"2011" Retail investors will finally be convinced to sell Bonds and enter Stocks.
You all know what happens to stocks when retail guys enter? Get ready for stocks PE's to get inflated to crazy levels as retail guys sell bonds. It will take on average 12 to 24 months before the Retail investors get fully loaded in stocks as they gradually liquidate or reduce their Bond exposure and increase their stock exposure percentages.
Senate Set to Pass $858 Billion Bush-Era Tax Cut Measure Today
Richard Rubin and Peter Cohn, On Wednesday December 15, 2010, 4:00 am EST
(Correcting reference to tax-free exemption in seventh paragraph.)
The U.S. Senate today is poised to pass President Barack Obama’s $858 billion proposal to extend Bush-era tax cuts for all income levels, cut payroll taxes and extend expanded jobless benefits.
Majority Leader Harry Reid said last night on the Senate floor that the chamber will start debate at 11 a.m. on the measure. Before a vote on final passage, senators will take up three amendments, Reid said. Amendments require a two-thirds supermajority for adoption.
Senate passage will send the tax bill to the House, where Democrats -- who threatened last week not to bring it to the floor -- late yesterday discussed a plan to let Democrats vote on an alternative to estate-tax provisions many of them oppose.
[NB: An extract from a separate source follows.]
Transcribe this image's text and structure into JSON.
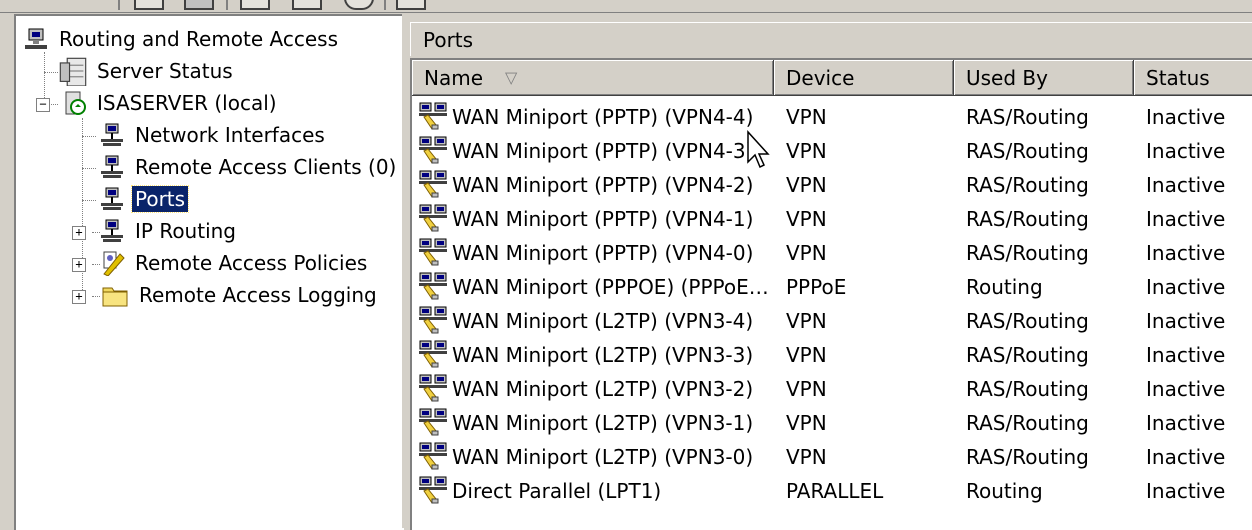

The measure would extend Bush-era tax cuts for two years for all income levels, a Republican demand to which Obama acceded. Most House Democrats want to limit the tax cuts to the first $250,000 of family income. The plan would continue expanded benefits for the long-term jobless through 2011.
House Majority Leader Steny Hoyer, a Maryland Democrat, said last night that the bill would come to the House floor after Senate passage. No decisions had been made as to how the House vote would be structured, he said after emerging from a two-and-a-half-hour session with House Democrats.
“We don’t have much time,” he said. “We’ll see what happens.”
House Democrats discussed the possibility of amending the bill to make permanent the 2009 estate tax rate of 45 percent with a tax-free exemption for estates of up to $3.5 million, said Representative Ron Kind, a Wisconsin Democrat. That measure was passed by the House in 2009 and died in the Senate.
Representative Bill Pascrell, a New Jersey Democrat who is leaning against voting for the tax-cut bill, said he would back an estate tax amendment though it would likely be rejected. He said opposing the bill will put many Democrats in a difficult spot politically because the measure contains an extension of expanded unemployment benefits and tax cuts for middle-income Americans that Democrats back.
“What if we have nothing?” Pascrell said. Once the Republicans gain control of the House in January, he said, “we are going to come out worse. You are going to see a lot of folks vote for it with political considerations in hand.”
An 83-15 Senate vote Dec. 13 to advance the measure reflects “the urgency that members from all spectrums feel about the middle-income tax cut and the unemployment insurance,” Hoyer told reporters yesterday in Washington.
House Rules Committee Chairwoman Louise Slaughter of New York said any vote on an alternative to the bill’s estate-tax provision likely would come in the form of a rule rather than an amendment. Such rules typically amount to a symbolic vote that wouldn’t change the substance of the bill.
The tax plan will pass the Senate by a “very substantial margin,” Senate Republican leader Mitch McConnell of Kentucky told reporters. “This agreement is not subject to being reopened” for changes, he said. “We have an understanding.”
The legislation would extend all expiring income-tax reductions through 2012, cut payroll taxes by 2 percentage points during 2011 and extend expanded unemployment benefits through 2011. It would let companies write off 100 percent of their capital investments through 2011 and would revive dozens of business tax breaks that expired in 2009.
The estate-tax provision would set a top tax rate of 35 percent, to be applied after an individual exemption of $5 million, through 2012.
There was no estate tax this year, although it was replaced by a capital-gains tax on sales of some inherited assets. Without any change in law, the exemption will be $1 million on Jan. 1 and the top rate will be 55 percent.
‘Very Good Things’
Obama, speaking Dec. 13 at the White House, congratulated the Senate on moving forward and said the “bill does some very good things” for the economy. He urged the House to act quickly. “The nature of compromise” is “sacrificing something that each of us cares about to move forward on what matters to all of us,” the president said.
House Democratic leaders weren’t involved in final negotiations that led to the agreement Obama announced Dec. 6.
Hoyer predicted that more than the 53 Democratic members of the fiscally conservative Blue Dog Caucus would vote in favor of the Senate-passed measure once it comes to the House.
Business groups including the National Retail Federation, National Association of Manufacturers and the U.S. Chamber of Commerce have urged passage.
To contact the reporters on this story: Richard Rubin in Washington at firstname.lastname@example.org; Peter Cohn in Washington at email@example.com
To contact the editor responsible for this story: Mark Silva at firstname.lastname@example.org